Final vote on Polo Park development may be delayed after move from WAA
Supplied image of Shindico and Cadillac Fairview's plans. (Source: Cadillac Fairview)
WINNIPEG -- A final vote on the development plan for Polo Park may not proceed Wednesday at City Council because of an eleventh hour move by the Winnipeg Airports Authority.
In a letter to the city, the WAA said in the name of the Government of Canada, it objects to a plan that would allow housing be built at the old stadium site and at the mall.
The WAA took over operations of the airport from Transport Canada in 1997.
In the letter WAA President Barry Rempel said the city is required to refer the matter to the municipal board before making a decision.
“According to section 270 (1) of the City of Winnipeg Charter, 'the city must, before council gives second reading to the proposed by-law, refer the proposed by-law to The Municipal Board.' This action is consistent with airport objections in the name of the Government of Canada considered in other jurisdictions,” writes Rempel.
According to internal city emails, the city’s legal department wants to know if the authority’s claim is valid and is recommending Council adjourn the vote.
“What is unclear from the letter is whether the Government of Canada has given legal authority to the Winnipeg Airports Authority to make an objection to the proposed by-law under section 270(1),” writes Winnipeg’s Director of Legal Services Doug Brown. “Legal Services will undertake to contact the WAA, as well as conduct any legal review necessary, in order to determine whether the letter constitutes a valid exercise of authority on behalf of the Government of Canada.”
Brown advises the matter be delayed.
“It appears appropriate that Council adjourn the matter in order for this review to be completed.”
It’s unclear if the housing plan even has enough votes on Council to pass. The Mayor’s inner circle was split on the project, denying it in a 4-3 vote.
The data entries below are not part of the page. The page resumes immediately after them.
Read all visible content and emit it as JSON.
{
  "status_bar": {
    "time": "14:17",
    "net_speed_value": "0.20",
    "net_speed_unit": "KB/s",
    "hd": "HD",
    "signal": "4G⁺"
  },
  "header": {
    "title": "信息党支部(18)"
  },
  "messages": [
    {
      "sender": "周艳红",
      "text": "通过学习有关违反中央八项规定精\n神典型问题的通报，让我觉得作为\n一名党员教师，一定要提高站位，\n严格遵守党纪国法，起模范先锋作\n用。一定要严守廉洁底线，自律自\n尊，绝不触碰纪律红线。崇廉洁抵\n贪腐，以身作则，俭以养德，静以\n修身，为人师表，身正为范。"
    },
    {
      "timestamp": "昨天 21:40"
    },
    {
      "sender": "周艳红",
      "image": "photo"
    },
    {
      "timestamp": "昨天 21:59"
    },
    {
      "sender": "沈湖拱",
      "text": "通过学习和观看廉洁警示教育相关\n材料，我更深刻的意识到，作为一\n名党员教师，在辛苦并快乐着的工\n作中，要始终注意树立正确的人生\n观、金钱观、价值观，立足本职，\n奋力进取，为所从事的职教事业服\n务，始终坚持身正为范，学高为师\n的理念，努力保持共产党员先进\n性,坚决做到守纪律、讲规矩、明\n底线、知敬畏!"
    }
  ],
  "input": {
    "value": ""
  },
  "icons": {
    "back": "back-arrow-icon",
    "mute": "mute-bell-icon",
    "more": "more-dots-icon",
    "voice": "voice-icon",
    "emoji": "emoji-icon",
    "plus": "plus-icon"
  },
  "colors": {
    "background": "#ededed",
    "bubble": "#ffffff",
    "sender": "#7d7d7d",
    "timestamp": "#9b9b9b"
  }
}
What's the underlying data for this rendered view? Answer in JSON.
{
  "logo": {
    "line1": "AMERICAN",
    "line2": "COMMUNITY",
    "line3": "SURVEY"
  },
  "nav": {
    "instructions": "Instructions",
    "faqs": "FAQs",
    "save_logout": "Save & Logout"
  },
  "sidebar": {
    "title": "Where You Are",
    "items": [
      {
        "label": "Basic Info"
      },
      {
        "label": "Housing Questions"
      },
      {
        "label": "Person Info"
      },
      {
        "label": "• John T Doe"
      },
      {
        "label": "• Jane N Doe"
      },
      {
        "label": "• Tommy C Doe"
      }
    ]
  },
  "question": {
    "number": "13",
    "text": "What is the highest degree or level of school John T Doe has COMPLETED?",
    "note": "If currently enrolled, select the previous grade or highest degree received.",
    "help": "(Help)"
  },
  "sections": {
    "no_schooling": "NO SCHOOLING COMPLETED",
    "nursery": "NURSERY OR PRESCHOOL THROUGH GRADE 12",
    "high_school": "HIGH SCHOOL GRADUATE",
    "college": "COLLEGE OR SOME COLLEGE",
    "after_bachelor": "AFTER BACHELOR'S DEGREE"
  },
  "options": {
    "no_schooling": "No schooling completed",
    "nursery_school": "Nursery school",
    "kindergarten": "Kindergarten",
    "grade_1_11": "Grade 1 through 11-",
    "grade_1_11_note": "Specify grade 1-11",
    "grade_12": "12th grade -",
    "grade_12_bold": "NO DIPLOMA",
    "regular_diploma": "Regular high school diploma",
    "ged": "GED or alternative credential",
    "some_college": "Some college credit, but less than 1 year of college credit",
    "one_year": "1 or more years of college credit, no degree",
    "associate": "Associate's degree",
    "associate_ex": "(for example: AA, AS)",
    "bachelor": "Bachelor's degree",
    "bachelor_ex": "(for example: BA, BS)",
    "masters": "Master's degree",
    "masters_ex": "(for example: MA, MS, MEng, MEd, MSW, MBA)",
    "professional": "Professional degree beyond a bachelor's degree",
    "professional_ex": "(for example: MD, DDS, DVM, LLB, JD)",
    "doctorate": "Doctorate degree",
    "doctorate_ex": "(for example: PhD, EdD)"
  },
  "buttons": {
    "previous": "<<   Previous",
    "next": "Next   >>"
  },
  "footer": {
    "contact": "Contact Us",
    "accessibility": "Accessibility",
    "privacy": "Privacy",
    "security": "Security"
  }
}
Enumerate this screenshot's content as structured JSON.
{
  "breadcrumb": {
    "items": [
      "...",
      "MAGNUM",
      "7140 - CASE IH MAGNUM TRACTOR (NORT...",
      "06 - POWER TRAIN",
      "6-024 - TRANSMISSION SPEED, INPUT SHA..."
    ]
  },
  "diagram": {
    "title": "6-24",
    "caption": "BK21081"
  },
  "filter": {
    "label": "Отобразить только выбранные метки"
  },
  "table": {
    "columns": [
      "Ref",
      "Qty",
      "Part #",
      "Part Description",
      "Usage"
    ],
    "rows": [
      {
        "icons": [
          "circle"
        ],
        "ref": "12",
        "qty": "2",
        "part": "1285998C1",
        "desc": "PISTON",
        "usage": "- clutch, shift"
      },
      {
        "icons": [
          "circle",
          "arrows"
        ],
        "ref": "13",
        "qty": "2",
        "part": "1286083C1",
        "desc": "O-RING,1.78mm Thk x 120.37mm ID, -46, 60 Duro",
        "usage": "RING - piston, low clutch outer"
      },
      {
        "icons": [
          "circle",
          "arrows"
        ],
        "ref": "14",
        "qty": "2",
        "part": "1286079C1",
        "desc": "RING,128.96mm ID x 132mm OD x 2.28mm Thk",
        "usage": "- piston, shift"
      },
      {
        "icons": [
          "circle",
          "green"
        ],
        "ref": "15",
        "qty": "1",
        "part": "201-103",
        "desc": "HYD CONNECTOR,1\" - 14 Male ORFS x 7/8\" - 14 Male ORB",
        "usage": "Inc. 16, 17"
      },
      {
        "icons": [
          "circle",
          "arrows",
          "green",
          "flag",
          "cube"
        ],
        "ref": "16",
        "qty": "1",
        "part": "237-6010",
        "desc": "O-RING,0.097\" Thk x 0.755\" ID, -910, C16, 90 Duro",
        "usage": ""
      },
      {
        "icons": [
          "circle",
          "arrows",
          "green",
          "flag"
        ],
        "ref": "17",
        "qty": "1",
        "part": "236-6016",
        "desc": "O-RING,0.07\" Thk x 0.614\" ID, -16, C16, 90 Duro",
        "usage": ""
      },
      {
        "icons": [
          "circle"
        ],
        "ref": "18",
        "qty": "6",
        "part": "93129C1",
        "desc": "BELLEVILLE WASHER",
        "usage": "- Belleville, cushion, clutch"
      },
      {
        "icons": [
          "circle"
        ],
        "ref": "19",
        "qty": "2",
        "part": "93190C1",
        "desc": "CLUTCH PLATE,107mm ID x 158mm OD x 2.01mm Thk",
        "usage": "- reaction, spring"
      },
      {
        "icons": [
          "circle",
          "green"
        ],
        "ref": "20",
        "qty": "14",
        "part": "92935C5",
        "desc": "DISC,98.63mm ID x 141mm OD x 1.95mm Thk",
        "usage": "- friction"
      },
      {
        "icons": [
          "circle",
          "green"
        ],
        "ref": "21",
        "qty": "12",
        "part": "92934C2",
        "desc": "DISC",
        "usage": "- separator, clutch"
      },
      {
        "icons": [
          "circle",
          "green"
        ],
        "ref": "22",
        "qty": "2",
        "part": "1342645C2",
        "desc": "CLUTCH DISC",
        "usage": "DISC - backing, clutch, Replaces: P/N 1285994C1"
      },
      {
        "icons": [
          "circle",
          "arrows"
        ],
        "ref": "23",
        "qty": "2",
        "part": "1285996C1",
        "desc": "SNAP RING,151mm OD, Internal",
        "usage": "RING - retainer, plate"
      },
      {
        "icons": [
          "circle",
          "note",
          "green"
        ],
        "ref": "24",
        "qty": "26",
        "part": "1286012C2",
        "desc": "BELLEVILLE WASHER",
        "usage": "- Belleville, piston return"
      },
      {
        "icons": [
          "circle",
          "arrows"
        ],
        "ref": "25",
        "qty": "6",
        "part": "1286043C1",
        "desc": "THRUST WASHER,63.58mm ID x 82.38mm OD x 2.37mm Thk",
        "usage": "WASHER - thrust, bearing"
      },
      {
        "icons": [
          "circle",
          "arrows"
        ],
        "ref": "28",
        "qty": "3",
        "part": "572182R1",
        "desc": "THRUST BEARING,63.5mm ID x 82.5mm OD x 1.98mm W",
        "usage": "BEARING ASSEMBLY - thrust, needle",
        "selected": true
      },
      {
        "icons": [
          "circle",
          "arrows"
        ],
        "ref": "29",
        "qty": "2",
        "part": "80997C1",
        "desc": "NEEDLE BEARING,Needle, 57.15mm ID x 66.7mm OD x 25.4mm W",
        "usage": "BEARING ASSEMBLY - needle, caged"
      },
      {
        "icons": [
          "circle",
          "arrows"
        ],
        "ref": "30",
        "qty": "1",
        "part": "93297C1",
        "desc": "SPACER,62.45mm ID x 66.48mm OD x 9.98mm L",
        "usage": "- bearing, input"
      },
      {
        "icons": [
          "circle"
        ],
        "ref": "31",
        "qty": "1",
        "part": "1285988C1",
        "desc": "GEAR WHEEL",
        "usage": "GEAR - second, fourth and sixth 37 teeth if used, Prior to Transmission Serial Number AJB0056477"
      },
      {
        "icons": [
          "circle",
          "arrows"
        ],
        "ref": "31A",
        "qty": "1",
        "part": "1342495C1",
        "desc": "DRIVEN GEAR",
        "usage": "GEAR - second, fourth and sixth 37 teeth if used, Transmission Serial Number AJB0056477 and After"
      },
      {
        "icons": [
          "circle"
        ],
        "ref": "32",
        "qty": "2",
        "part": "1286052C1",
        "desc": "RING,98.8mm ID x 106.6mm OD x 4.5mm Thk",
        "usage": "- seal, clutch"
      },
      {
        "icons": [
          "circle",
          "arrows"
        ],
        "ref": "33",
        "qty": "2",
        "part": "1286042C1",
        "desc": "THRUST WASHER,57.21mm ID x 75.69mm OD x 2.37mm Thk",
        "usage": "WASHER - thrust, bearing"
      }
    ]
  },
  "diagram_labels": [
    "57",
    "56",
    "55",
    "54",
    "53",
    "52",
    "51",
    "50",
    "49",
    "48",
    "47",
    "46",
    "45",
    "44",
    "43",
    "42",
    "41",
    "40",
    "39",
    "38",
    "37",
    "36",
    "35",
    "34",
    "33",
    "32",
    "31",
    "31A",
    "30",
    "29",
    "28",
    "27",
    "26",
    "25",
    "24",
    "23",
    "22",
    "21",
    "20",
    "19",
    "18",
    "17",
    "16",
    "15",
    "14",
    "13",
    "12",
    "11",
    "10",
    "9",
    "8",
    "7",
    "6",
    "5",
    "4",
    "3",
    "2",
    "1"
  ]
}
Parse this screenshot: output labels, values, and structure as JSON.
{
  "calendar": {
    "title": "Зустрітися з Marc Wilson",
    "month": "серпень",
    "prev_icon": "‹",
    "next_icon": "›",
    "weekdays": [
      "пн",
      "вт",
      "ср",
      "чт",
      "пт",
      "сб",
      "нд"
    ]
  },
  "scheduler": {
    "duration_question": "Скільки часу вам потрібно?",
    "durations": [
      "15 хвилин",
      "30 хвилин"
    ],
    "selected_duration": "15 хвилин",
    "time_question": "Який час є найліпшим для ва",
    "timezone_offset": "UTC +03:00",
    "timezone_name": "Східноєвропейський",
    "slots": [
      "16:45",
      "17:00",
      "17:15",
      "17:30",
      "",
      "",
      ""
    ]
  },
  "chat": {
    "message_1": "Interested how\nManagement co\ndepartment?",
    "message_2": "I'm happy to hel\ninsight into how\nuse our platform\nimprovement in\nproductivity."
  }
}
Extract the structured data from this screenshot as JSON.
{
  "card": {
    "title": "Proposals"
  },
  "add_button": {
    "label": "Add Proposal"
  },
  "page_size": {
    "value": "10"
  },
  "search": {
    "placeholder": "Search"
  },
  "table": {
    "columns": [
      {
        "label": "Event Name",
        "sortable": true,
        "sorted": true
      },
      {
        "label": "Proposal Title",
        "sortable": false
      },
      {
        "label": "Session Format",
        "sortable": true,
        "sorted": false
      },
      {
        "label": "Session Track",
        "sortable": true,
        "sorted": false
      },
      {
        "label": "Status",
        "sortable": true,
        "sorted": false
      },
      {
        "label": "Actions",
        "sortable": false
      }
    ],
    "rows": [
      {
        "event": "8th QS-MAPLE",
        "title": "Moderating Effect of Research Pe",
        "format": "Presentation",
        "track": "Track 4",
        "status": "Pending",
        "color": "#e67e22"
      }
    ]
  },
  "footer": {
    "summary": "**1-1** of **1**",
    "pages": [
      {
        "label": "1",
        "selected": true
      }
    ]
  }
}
The WAA has raised concerns more housing in the area could jeopardize its 24-hour operations because of the potential for more noise complaints.